### What you have to do
Retype all of the entries word for word.

### Recorded information
====================

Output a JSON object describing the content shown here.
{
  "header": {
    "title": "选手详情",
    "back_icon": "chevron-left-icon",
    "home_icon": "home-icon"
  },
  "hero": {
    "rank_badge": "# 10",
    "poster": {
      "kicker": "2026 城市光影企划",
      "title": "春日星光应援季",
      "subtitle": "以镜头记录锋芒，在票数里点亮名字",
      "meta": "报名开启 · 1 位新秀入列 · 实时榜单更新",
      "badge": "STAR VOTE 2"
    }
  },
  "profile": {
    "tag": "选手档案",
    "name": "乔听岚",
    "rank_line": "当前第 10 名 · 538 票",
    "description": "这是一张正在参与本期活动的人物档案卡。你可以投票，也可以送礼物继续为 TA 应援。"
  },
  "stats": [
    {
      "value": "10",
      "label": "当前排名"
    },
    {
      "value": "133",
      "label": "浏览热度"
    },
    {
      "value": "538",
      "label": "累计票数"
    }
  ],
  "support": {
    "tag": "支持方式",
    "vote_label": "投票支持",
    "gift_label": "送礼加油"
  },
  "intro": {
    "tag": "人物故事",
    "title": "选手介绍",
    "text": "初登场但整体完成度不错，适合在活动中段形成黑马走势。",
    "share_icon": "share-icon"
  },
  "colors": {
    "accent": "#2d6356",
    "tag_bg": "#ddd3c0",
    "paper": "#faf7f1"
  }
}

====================

### Result of the task
Output a JSON object describing the content shown here.
{
  "header": {
    "title": "选手详情",
    "back_icon": "chevron-left-icon",
    "home_icon": "home-icon"
  },
  "hero": {
    "rank_badge": "# 10",
    "poster": {
      "kicker": "2026 城市光影企划",
      "title": "春日星光应援季",
      "subtitle": "以镜头记录锋芒，在票数里点亮名字",
      "meta": "报名开启 · 1 位新秀入列 · 实时榜单更新",
      "badge": "STAR VOTE 2"
    }
  },
  "profile": {
    "tag": "选手档案",
    "name": "乔听岚",
    "rank_line": "当前第 10 名 · 538 票",
    "description": "这是一张正在参与本期活动的人物档案卡。你可以投票，也可以送礼物继续为 TA 应援。"
  },
  "stats": [
    {
      "value": "10",
      "label": "当前排名"
    },
    {
      "value": "133",
      "label": "浏览热度"
    },
    {
      "value": "538",
      "label": "累计票数"
    }
  ],
  "support": {
    "tag": "支持方式",
    "vote_label": "投票支持",
    "gift_label": "送礼加油"
  },
  "intro": {
    "tag": "人物故事",
    "title": "选手介绍",
    "text": "初登场但整体完成度不错，适合在活动中段形成黑马走势。",
    "share_icon": "share-icon"
  },
  "colors": {
    "accent": "#2d6356",
    "tag_bg": "#ddd3c0",
    "paper": "#faf7f1"
  }
}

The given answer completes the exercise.